Coppola, D; Cigolini, C (2013). Thermal regimes and effusive trends at Nyamuragira volcano (DRC) from MODIS infrared data. BULLETIN OF VOLCANOLOGY, 75(8), 744.
Nyamuragira volcano is one of the most active African volcanoes. Eruptions have been occurring every 34 years throughout the last century. Here, we analyse satellite infrared data, collected by MODIS sensor to estimate the volcanic radiative power (VRP, in W) and energy (VRE; in J) released during the 2001, 2002, 2004, 2006-2007, 2010 and 2011-2012 eruptions. Based on the statistical distribution of VRP measurements, we found that thermal emissions at Nyamuragira fall into three distinct radiating regimes. The high-radiating regime occurs during the emplacement of poorly insulated lava flows and characterise most of the effusive activity. The moderate-radiating regime is associated with open-vent activity (Strombolian explosions and/or lava lake activity) eventually accompanied by the emplacement of short-lived and well-insulated flows. A third radiating regime (low-radiating regime) occurs during periods, which may last weeks to months, that follow each eruption and are associated with the cooling of the effused lava flows. By applying the radiant density approach to MODIS-derived VRP we also estimated the time-averaged lava discharge rates (TADR; in m(3) s(-1)) and we analysed the effusive trends of the above eruptions. We found that the transition between the effusive and open-vent activity typically takes place when TADR reduces to low values (<5 m(3) s(-1)) and marks a change in the eruptive style of the volcano. Finally, we observed a clear correlation between the volume of erupted lava and its cooling time.
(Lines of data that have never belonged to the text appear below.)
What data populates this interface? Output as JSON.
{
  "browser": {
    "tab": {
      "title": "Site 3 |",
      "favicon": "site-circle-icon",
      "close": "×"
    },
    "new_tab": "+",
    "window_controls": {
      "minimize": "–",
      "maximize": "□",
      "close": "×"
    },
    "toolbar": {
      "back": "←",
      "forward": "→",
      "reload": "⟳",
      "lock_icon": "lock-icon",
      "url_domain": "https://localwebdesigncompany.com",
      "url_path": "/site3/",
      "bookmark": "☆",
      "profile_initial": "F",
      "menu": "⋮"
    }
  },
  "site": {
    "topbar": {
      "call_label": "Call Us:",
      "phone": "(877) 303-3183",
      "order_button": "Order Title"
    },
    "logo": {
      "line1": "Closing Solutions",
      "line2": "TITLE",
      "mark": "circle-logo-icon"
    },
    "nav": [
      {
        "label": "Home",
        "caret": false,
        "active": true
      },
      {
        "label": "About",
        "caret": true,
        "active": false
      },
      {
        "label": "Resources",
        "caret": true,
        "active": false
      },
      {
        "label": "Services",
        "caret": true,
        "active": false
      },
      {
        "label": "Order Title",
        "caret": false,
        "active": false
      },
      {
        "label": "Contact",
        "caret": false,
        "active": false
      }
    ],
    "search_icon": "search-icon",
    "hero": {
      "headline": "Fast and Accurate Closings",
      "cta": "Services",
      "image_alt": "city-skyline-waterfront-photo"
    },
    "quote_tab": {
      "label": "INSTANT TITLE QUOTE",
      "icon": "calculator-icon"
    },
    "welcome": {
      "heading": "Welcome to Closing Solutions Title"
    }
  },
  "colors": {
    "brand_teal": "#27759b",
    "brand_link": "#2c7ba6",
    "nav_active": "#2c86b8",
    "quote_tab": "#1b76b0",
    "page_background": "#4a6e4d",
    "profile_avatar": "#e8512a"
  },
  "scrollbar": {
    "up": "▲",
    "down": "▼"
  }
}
This suggests that the average thickness of the analysed lava flows is more variable than previously thought and sheds light on the uncertainty in calculating erupted volumes assuming that lava flow areas have uniform thickness.